06/06/2006 11:00PM

Best medical advice is preventative


INGLEWOOD, Calif. - Never mind Polytrack, Tapeta Footing, StaLok, or other cutting-edge artificial surfaces. Based on recent traumas sustained by marquee colts in classic events, Saturday's 138th version of the Belmont Stakes will be the first one ever run on eggshells.

Television producers, racing execs, and skittish fans are at this moment engaged in lung-expanding exercise, preparing for that moment late when they will be forced to hold their breath for nearly 2 1/2 minutes. With the grisly images of Barbaro's hind leg and Horatio Nelson's front leg still fried into the psyches, there might even be a certain percentage of viewers who might leave the room when the gates open, only to peek around the door jamb at tense intervals, as if they were watching the director's cut of "Alien."

It's a safe bet that every conceivable prerace precaution will be mustered to make sure the full field of Belmont 3-year-olds gets around Big Sandy's mile and a half in one precious piece. But then, there have been practices firmly established for a number of years that were supposed to prevent the high incidence of such breakdowns in the first place.

Track maintenance, vet lists, prerace veterinary examinations, and final

veterinary scrutiny from paddock to post are all part of the daily racing routine. The fact that even the most highly valued Thoroughbreds continue to injure themselves has put these procedures under fresh examination, and rightfully so. Either the system works for all racehorses, or it doesn't.

As reported by Alan Lee in The Times of London, Andrew Cooper, director of racing at Epsom Racecourse, called for a review of the regulations governing horses being withdrawn at the start, in the wake of Horatio Nelson's fatal injury nearing the finish of the Epsom Derby. In the moments before the race, the colt's condition was under review by not only jockey Kieren Fallon and racecourse vet Dr. Jenny Hall, but also trainer Aidan O'Brien.

"One question that arose was whether we should have a rule that if a jockey expresses any concern at the start, his horse should not run," Cooper said, according to the report. "This incident will bring these procedures under scrutiny, and that change would make the whole thing bombproof."

Bombproof, perhaps.
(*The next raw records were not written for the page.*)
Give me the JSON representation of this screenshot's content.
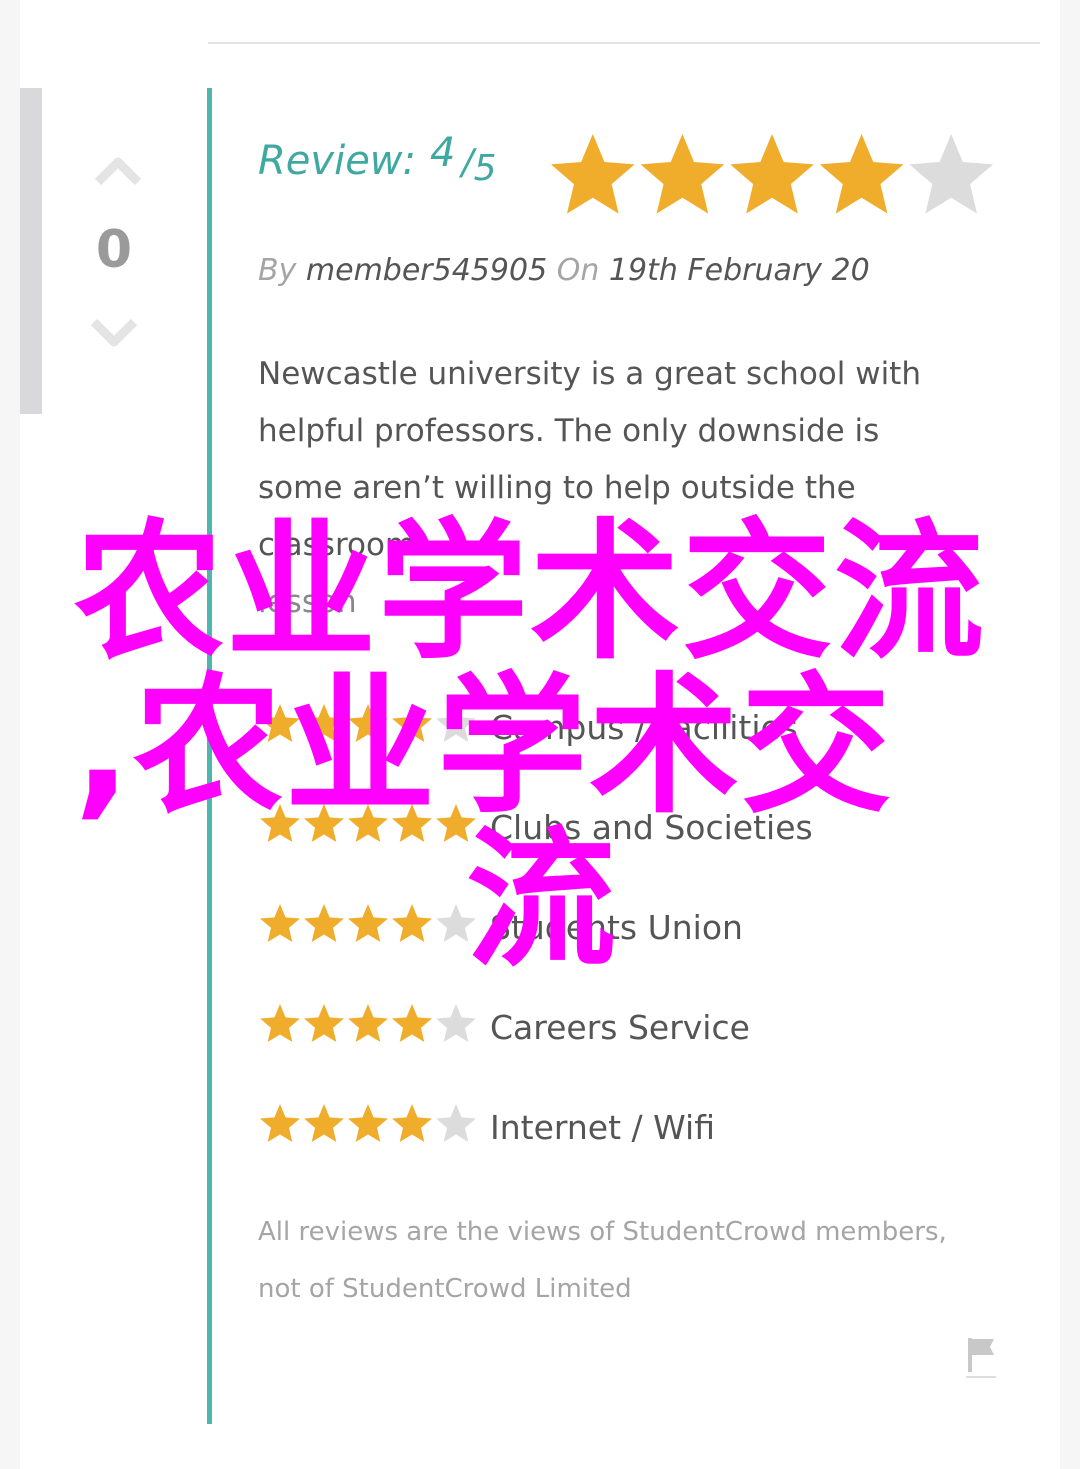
{
  "vote": {
    "count": "0"
  },
  "review": {
    "label": "Review:",
    "score": "4",
    "slash": "/",
    "max": "5",
    "stars": 4,
    "by_label": "By",
    "author": "member545905",
    "on_label": "On",
    "date": "19th February 20",
    "body_line1": "Newcastle university is a great school with",
    "body_line2": "helpful professors. The only downside is",
    "body_line3": "some aren’t willing to help outside the",
    "body_line4": "classroom",
    "body_line5": "lesson"
  },
  "ratings": [
    {
      "label": "Campus / Facilities",
      "stars": 4
    },
    {
      "label": "Clubs and Societies",
      "stars": 5
    },
    {
      "label": "Students Union",
      "stars": 4
    },
    {
      "label": "Careers Service",
      "stars": 4
    },
    {
      "label": "Internet / Wifi",
      "stars": 4
    }
  ],
  "disclaimer": {
    "line1": "All reviews are the views of StudentCrowd members,",
    "line2": "not of StudentCrowd Limited"
  },
  "overlay": {
    "line1": "农业学术交流",
    "line2": ",农业学术交",
    "line3": "流"
  },
  "icons": {
    "vote_up": "chevron-up-icon",
    "vote_down": "chevron-down-icon",
    "flag": "flag-icon",
    "star": "star-icon"
  },
  "colors": {
    "accent": "#3fa9a1",
    "star_filled": "#f0ad2c",
    "star_empty": "#dcdcdc",
    "overlay": "#ff00ff"
  }
}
But such a rule also would put a bull's-eye squarely on jockeys, burdening them with far too much responsibility in a situation fraught with hovering pressure from owners, trainers, bookmakers (legal and otherwise) and gamblers, not to mention the internal conflicts between self-preservation and the need to make a living.

In the end, it should be the onsite veterinarian, a neutral arbiter, who issues the final verdict and takes the responsibility for whether or not a horse should start. Dr. Steve Buttgenbach, Southern California's official track vet, has tried to establish consistent policies based upon common sense.

"If a rider comes to me and does not want to ride, I won't let the horse run - no matter what," Buttgenbach said. "Do you realize the liability involved if I call for a replacement jockey and anything happens in that race?

"I've had more than one trainer get mad at me for scratching a horse going to the gate, but they get over it," Buttgenbach went on. "There have been situations with apprentices, riding for Eclipse Award-winning trainers. Their horse will be off, but they really want to ride for that trainer. I've had to tell them, sorry, you're not riding this one today. And I will tell the trainer it was my decision, not the apprentice's."

When faced with a horse breaking prematurely through the gate, as did Barbaro in the moments before he was hurt in the Preakness, Buttgenbach advocates a case-by-case policy.

"It's a hard call," he said. "I certainly would have hated to have been the vet who scratched the horse who was supposed to win the Triple Crown.

"Years ago, I saw a horse break through the gate in a stakes race and run all the way around the track before they caught her," Buttgenbach recalled. "They put her back in and she still won. The owner of another horse in the race sued the stewards for letting the winner run.

"I've got trainers here who never want their horses to run if they break through the gate.

"On the other hand, Neil Drysdale had one break through the gate before a race at Santa Anita, and he is very conservative.

I had his number in my cell phone and called him, and told him I couldn't see anything wrong with his horse. He ran, and won. So I think it can be valuable sometimes to consult with a trainer, but it should not be the trainer's call."

In the end, the best thing to do would be to let qualified people make reasoned judgments, keeping them free from as much pressure as possible. Despite the best efforts of trainers and their private vets, not every horse who goes postwarda is sound enough to race, and even if they are, things can happen between the barn and the starting gate.

"I don't care if it's an $8,000 claimer or a million-dollar race," Buttgenbach said. "In fact, I don't even look at the program. You can't think about what the race is worth. You've got to think about what the horse is worth as a creature, and what the life of the jockey is worth."